The Financial Stability Board (FSB) stated yesterday that cryptocurrencies are currently not a threat to the mainstream global banking system.
The announcement came during the G20 gathering that is being held this week in Buenos Aires, Argentina, where finance ministers have been predominantly addressing the future of work, infrastructure and the world economy – including the scope for more regulations on Bitcoin and other cryptocurrencies. It was reported by Reuters that in a letter from Mark Carney, the chairman of the FSB, the G20 ministers were informed that ‘Crypto-assets do not pose risks to global financial stability at this time’. This comes as a blow for a number of countries who were calling to impose updated global regulations upon the heavily un-regulated and criticised digital markets.
Carney, who is also Governor of the Bank of England, has recently played a vocal role in face of the rise of cryptocurrencies and gave predictions of the future of digital payments. The FSB, of which Carney is chairman, plays a major role in the stability of international markets and is acclaimed as ‘co-ordinating national financial authorities and international standard-setting bodies as they work towards strong regulatory, supervisory and other financial sector policies’. The board, established in 2009 in the wake of the market crash, has major scope across all financial sectors meaning that these recent comments towards the ministers have served as a triumph for the cryptosphere.
The statement by Carney however does invoke the suggestion that although the cryptocurrencies have a green light for now, that the FSB will continue to monitor the markets: ‘Crypto-assets raise a host of issues around consumer and investor protection, as well as their use to shield illicit activity and for money laundering and terrorist financing. At the same time, the technologies underlying them have the potential to improve the efficiency and inclusiveness of
both the financial system and the economy’.
The news also comes amidst a tumultuous setting at the G20 summit, as the finance ministers and leading bankers look for a collective strategy in the face of currency news. It was reported that during the summit, French minister Bruno Le Maire suggested that ‘if we want to move on and protect citizens from any kind of speculations or money laundering or terrorism financing, we need rules’, pressing for a deeper element of regulation on both standard currencies and the cryptosphere. Ministers argued that so far very few individuals are reporting their cryptocurrency gains to Inland Revenue Tax, when they could, in fact, be subject to capital gains tax.
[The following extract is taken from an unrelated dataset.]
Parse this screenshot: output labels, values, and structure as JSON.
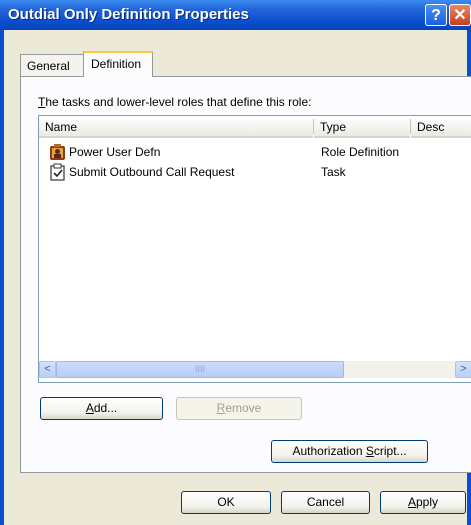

More meetings are proposed for later on today to further discuss digital implications.
The heightened debate surrounding the regulations of Bitcoin and other cryptocurrencies has played a predominant role in the market recently, even before the summit, as fears surrounding their unregulated nature can be tied to a network for money laundering and criminal activity. Some of the cryptocurrency exchanges such as the Winklevii creation, Gemini, have also further acknowledged that regulation is an inevitable facet of the currencies and could in fact be one of the only lifelines that can bring cryptocurrencies into the mainstream markets. Today’s meetings will continue to push for the aim of curtailing the very deregulated nature of the digital world and bridge the gap between government regulators and their crypto-counterparts.
With countries continuing to push for more action in the financial realm, this week’s meetings will leave space for much further discussion regarding the influences of cryptocurrencies. Carney’s comments at least make it unlikely that any pressing regulations will result from the G20 organisation this week. Though somewhat of a silver lining in the otherwise stormy digital markets, this is just the start of the ongoing battle to curb the digital sphere.